Date of Award:


Document Type:


Degree Name:

Master of Science (MS)


Family Consumer Human Development

Department name when degree awarded

Family and Child Development

Committee Chair(s)

Don C. Carter


Don C. Carter


Joan Eowden


Jay Schvaneveldt


This study was done to determine whether maternal employment affected the child's perception of male roles. The study was designed to see if the child viewed the male in a more negative or positive way or if he perceived the male as taking more instrumental or expressive roles when the child's mother was employed. The hypotheses predicted that there would be no difference in the children's perceptions of male roles between mother-employed and mother-not-employed groups, and that there would also be no difference between the sexes on children's perceptions of male roles .

The questionnaire was designed with some parts adapted from questionnaires used by Kagan and Lemkin (1960) and Aldous (1 967). The questionnaire made use of drawings of family members which the children pointed to in response to questions about adult roles and sex role perceptions.

The children were from Cedar City, Utah . Twenty were children of employed mothers , and 20 were children of non-employed mothers . There were ten girls and ten boys in the employed group and the same in the non-employed group.

The data did not permit rejection of the four null hypotheses. There was no significant difference found, with girls or with boys, on the frequency of negative and positive expression of attitudes on male role perception tests of children of employed and non-employed mothers . There was also no difference between the sexes on the frequency of instrumental and expressive responses between the employed and nonemployed groups.
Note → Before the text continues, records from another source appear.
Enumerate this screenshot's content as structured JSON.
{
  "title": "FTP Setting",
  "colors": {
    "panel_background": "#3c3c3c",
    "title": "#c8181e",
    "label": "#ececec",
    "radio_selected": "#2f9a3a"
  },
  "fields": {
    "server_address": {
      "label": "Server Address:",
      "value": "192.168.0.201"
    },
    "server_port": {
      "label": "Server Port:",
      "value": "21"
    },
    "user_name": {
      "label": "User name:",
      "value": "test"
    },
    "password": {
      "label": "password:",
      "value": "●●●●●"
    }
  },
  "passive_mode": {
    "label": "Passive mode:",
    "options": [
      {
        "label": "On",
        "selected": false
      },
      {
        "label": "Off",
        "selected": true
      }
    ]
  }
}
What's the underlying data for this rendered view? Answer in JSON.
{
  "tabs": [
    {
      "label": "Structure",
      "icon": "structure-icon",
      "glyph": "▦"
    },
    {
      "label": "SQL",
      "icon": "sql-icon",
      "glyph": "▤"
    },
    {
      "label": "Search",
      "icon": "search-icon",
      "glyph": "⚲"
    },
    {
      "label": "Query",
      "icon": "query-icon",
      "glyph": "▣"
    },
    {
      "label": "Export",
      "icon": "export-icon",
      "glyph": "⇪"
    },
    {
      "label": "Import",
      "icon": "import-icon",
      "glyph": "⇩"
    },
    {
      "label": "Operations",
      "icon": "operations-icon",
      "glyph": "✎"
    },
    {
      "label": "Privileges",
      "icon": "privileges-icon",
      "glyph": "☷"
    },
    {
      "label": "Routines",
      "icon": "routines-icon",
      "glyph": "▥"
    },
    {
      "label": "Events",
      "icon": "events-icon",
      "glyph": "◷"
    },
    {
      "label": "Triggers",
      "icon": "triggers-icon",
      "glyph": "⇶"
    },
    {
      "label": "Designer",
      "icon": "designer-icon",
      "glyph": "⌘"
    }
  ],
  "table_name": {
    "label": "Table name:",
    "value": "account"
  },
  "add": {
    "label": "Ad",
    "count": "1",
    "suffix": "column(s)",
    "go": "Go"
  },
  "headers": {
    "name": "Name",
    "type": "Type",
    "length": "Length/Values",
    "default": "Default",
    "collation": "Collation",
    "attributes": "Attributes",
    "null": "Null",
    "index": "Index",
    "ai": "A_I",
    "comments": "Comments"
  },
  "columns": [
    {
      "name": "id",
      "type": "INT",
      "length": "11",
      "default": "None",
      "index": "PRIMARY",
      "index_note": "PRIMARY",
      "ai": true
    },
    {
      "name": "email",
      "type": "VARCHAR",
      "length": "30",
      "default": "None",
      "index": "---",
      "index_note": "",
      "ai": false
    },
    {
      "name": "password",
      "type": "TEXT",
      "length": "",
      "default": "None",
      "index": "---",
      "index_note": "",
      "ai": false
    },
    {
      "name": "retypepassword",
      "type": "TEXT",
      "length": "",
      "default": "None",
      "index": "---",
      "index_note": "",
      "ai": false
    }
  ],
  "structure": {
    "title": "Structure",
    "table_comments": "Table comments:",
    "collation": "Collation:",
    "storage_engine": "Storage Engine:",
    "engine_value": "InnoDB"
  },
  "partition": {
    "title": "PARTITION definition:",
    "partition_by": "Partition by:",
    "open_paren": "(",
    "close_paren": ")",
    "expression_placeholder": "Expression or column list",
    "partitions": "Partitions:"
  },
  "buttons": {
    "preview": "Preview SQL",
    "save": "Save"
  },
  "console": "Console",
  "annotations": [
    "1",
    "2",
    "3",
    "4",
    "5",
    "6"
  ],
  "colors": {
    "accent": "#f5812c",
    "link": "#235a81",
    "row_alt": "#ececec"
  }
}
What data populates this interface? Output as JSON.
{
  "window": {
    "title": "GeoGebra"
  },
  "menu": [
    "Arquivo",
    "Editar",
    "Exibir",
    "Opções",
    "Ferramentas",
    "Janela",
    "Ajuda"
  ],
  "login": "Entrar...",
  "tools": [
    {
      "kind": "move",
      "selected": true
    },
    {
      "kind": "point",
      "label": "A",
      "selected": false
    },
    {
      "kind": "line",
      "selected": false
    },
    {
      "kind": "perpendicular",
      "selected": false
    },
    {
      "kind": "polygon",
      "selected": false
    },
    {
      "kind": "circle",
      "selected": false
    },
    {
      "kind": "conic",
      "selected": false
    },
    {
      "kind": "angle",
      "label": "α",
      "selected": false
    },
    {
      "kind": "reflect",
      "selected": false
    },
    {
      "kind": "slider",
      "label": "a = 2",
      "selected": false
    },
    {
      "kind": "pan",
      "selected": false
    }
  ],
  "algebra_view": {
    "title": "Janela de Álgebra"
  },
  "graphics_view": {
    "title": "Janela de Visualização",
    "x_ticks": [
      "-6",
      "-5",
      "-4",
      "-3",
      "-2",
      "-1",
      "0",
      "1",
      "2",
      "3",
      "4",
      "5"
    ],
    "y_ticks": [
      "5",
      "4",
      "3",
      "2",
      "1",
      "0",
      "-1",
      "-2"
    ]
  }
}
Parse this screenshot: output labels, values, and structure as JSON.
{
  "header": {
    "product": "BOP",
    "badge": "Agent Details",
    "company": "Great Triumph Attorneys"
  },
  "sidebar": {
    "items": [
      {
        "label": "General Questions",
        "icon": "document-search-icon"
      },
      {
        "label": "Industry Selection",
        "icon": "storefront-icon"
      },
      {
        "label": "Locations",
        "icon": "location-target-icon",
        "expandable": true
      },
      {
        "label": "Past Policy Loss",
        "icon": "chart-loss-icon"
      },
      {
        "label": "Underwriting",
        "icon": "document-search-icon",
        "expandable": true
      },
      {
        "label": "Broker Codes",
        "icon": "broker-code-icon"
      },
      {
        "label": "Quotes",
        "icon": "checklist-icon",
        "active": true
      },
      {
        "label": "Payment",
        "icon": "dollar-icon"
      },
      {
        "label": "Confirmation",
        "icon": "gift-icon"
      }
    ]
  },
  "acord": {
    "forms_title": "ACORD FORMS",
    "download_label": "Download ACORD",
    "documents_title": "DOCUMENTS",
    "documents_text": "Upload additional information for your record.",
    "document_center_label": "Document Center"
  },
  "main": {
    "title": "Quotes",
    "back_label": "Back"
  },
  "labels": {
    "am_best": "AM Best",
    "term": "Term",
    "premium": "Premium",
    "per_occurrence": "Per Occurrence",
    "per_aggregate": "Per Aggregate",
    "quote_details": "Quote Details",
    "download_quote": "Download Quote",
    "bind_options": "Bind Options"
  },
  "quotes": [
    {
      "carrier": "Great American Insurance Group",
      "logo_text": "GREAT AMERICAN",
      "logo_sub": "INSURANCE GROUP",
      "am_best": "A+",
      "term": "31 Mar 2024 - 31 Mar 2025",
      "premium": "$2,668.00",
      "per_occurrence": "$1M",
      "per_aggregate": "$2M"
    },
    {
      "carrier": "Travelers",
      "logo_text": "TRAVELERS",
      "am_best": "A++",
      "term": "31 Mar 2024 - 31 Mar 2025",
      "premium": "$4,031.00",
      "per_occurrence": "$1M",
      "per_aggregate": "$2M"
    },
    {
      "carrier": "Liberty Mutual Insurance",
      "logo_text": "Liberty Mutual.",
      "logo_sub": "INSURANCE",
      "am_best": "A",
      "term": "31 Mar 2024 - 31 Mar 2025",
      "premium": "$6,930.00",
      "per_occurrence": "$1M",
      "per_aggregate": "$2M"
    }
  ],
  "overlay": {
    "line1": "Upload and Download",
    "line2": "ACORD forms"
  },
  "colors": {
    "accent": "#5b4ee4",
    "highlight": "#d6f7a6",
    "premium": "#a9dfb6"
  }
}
Each question was tested by chi square to determine if the distribution was due to chance. On only one question was the probability of a chance distribution rejected. The question dealt with who was the nicest between the mother and the father. When boys' mothers were employed, they viewed the father as the nicest, whereas girls viewed the father as being the nicest when the mother was not employed. When the results were analyzed With all the girls in one group and all of the boys in a different group without regard to maternal employment, some interesting differences were found. The boys perceived the father in a significantly more positive way than did the girls. This was a T-score test which was significant at the .01 level. The boys also viewed the father as taking many more expressive roles than the girls. This was significant at the . 05 level. It was concluded that sex had a greater effect on the child's perceptions of male roles than did maternal employment. (98 pages)